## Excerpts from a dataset

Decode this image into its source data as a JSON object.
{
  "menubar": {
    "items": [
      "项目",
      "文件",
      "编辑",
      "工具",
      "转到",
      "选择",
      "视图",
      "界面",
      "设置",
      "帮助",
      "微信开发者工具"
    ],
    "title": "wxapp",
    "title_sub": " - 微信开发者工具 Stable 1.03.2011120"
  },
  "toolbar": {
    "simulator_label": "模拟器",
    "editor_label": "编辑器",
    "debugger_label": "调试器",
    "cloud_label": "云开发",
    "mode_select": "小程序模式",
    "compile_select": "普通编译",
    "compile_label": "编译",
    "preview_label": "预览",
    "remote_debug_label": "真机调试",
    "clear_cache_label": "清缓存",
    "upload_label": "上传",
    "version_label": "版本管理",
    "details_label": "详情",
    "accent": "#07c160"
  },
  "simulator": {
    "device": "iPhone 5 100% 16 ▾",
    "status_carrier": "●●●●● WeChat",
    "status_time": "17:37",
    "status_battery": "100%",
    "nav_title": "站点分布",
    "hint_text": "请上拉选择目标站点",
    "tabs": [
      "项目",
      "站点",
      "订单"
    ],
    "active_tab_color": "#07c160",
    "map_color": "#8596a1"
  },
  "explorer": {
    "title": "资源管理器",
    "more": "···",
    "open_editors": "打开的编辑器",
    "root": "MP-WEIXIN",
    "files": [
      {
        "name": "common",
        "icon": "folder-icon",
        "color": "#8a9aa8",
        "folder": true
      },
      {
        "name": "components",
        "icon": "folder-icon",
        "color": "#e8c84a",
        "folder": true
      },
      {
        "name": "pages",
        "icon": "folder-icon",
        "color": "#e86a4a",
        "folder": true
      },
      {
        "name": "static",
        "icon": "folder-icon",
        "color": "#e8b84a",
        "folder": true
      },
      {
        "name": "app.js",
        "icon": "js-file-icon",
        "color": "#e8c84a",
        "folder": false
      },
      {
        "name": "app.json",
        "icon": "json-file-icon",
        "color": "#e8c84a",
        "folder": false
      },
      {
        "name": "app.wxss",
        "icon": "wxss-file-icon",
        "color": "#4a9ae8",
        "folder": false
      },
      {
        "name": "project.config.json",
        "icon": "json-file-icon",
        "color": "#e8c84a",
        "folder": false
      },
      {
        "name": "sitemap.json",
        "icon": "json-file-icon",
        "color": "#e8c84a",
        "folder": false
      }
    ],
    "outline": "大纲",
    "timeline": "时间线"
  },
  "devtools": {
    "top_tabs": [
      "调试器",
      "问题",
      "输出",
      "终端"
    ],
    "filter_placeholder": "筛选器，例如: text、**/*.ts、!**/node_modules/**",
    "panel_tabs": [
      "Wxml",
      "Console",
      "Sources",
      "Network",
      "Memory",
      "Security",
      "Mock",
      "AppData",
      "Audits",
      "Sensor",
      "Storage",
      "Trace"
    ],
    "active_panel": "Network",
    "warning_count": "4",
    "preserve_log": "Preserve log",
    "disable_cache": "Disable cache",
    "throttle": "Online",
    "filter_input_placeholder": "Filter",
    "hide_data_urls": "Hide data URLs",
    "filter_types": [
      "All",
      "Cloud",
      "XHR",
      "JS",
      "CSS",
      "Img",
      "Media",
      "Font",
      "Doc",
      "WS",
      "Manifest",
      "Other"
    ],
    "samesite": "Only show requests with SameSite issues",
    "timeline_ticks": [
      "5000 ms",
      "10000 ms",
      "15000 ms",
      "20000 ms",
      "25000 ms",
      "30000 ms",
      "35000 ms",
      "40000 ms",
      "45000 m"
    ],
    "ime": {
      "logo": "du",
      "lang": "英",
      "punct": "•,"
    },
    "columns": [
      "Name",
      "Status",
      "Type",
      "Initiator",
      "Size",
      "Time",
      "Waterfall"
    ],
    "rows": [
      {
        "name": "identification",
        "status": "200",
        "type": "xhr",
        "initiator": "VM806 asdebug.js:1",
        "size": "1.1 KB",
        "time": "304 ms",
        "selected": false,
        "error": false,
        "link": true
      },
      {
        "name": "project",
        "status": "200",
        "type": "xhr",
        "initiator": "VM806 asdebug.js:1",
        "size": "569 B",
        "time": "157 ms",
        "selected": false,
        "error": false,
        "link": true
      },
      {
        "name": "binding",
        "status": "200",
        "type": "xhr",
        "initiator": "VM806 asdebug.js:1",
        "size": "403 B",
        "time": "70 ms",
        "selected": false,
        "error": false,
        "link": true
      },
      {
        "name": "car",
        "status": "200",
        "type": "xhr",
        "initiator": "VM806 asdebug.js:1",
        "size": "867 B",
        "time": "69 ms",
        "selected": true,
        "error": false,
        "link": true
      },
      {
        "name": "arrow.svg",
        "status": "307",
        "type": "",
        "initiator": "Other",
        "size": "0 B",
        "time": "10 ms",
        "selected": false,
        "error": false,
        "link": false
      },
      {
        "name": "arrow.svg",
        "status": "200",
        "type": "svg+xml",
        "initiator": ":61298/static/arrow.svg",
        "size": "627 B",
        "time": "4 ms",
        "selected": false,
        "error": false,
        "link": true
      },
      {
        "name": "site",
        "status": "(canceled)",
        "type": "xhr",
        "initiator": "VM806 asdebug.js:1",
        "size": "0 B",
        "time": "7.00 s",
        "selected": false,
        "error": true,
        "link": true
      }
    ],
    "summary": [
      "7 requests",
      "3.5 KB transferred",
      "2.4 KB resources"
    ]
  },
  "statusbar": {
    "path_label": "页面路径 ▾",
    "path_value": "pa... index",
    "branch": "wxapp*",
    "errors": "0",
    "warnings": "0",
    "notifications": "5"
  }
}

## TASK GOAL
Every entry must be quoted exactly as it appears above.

## SOLUTION TO THIS PROBLEM
Decode this image into its source data as a JSON object.
{
  "menubar": {
    "items": [
      "项目",
      "文件",
      "编辑",
      "工具",
      "转到",
      "选择",
      "视图",
      "界面",
      "设置",
      "帮助",
      "微信开发者工具"
    ],
    "title": "wxapp",
    "title_sub": " - 微信开发者工具 Stable 1.03.2011120"
  },
  "toolbar": {
    "simulator_label": "模拟器",
    "editor_label": "编辑器",
    "debugger_label": "调试器",
    "cloud_label": "云开发",
    "mode_select": "小程序模式",
    "compile_select": "普通编译",
    "compile_label": "编译",
    "preview_label": "预览",
    "remote_debug_label": "真机调试",
    "clear_cache_label": "清缓存",
    "upload_label": "上传",
    "version_label": "版本管理",
    "details_label": "详情",
    "accent": "#07c160"
  },
  "simulator": {
    "device": "iPhone 5 100% 16 ▾",
    "status_carrier": "●●●●● WeChat",
    "status_time": "17:37",
    "status_battery": "100%",
    "nav_title": "站点分布",
    "hint_text": "请上拉选择目标站点",
    "tabs": [
      "项目",
      "站点",
      "订单"
    ],
    "active_tab_color": "#07c160",
    "map_color": "#8596a1"
  },
  "explorer": {
    "title": "资源管理器",
    "more": "···",
    "open_editors": "打开的编辑器",
    "root": "MP-WEIXIN",
    "files": [
      {
        "name": "common",
        "icon": "folder-icon",
        "color": "#8a9aa8",
        "folder": true
      },
      {
        "name": "components",
        "icon": "folder-icon",
        "color": "#e8c84a",
        "folder": true
      },
      {
        "name": "pages",
        "icon": "folder-icon",
        "color": "#e86a4a",
        "folder": true
      },
      {
        "name": "static",
        "icon": "folder-icon",
        "color": "#e8b84a",
        "folder": true
      },
      {
        "name": "app.js",
        "icon": "js-file-icon",
        "color": "#e8c84a",
        "folder": false
      },
      {
        "name": "app.json",
        "icon": "json-file-icon",
        "color": "#e8c84a",
        "folder": false
      },
      {
        "name": "app.wxss",
        "icon": "wxss-file-icon",
        "color": "#4a9ae8",
        "folder": false
      },
      {
        "name": "project.config.json",
        "icon": "json-file-icon",
        "color": "#e8c84a",
        "folder": false
      },
      {
        "name": "sitemap.json",
        "icon": "json-file-icon",
        "color": "#e8c84a",
        "folder": false
      }
    ],
    "outline": "大纲",
    "timeline": "时间线"
  },
  "devtools": {
    "top_tabs": [
      "调试器",
      "问题",
      "输出",
      "终端"
    ],
    "filter_placeholder": "筛选器，例如: text、**/*.ts、!**/node_modules/**",
    "panel_tabs": [
      "Wxml",
      "Console",
      "Sources",
      "Network",
      "Memory",
      "Security",
      "Mock",
      "AppData",
      "Audits",
      "Sensor",
      "Storage",
      "Trace"
    ],
    "active_panel": "Network",
    "warning_count": "4",
    "preserve_log": "Preserve log",
    "disable_cache": "Disable cache",
    "throttle": "Online",
    "filter_input_placeholder": "Filter",
    "hide_data_urls": "Hide data URLs",
    "filter_types": [
      "All",
      "Cloud",
      "XHR",
      "JS",
      "CSS",
      "Img",
      "Media",
      "Font",
      "Doc",
      "WS",
      "Manifest",
      "Other"
    ],
    "samesite": "Only show requests with SameSite issues",
    "timeline_ticks": [
      "5000 ms",
      "10000 ms",
      "15000 ms",
      "20000 ms",
      "25000 ms",
      "30000 ms",
      "35000 ms",
      "40000 ms",
      "45000 m"
    ],
    "ime": {
      "logo": "du",
      "lang": "英",
      "punct": "•,"
    },
    "columns": [
      "Name",
      "Status",
      "Type",
      "Initiator",
      "Size",
      "Time",
      "Waterfall"
    ],
    "rows": [
      {
        "name": "identification",
        "status": "200",
        "type": "xhr",
        "initiator": "VM806 asdebug.js:1",
        "size": "1.1 KB",
        "time": "304 ms",
        "selected": false,
        "error": false,
        "link": true
      },
      {
        "name": "project",
        "status": "200",
        "type": "xhr",
        "initiator": "VM806 asdebug.js:1",
        "size": "569 B",
        "time": "157 ms",
        "selected": false,
        "error": false,
        "link": true
      },
      {
        "name": "binding",
        "status": "200",
        "type": "xhr",
        "initiator": "VM806 asdebug.js:1",
        "size": "403 B",
        "time": "70 ms",
        "selected": false,
        "error": false,
        "link": true
      },
      {
        "name": "car",
        "status": "200",
        "type": "xhr",
        "initiator": "VM806 asdebug.js:1",
        "size": "867 B",
        "time": "69 ms",
        "selected": true,
        "error": false,
        "link": true
      },
      {
        "name": "arrow.svg",
        "status": "307",
        "type": "",
        "initiator": "Other",
        "size": "0 B",
        "time": "10 ms",
        "selected": false,
        "error": false,
        "link": false
      },
      {
        "name": "arrow.svg",
        "status": "200",
        "type": "svg+xml",
        "initiator": ":61298/static/arrow.svg",
        "size": "627 B",
        "time": "4 ms",
        "selected": false,
        "error": false,
        "link": true
      },
      {
        "name": "site",
        "status": "(canceled)",
        "type": "xhr",
        "initiator": "VM806 asdebug.js:1",
        "size": "0 B",
        "time": "7.00 s",
        "selected": false,
        "error": true,
        "link": true
      }
    ],
    "summary": [
      "7 requests",
      "3.5 KB transferred",
      "2.4 KB resources"
    ]
  },
  "statusbar": {
    "path_label": "页面路径 ▾",
    "path_value": "pa... index",
    "branch": "wxapp*",
    "errors": "0",
    "warnings": "0",
    "notifications": "5"
  }
}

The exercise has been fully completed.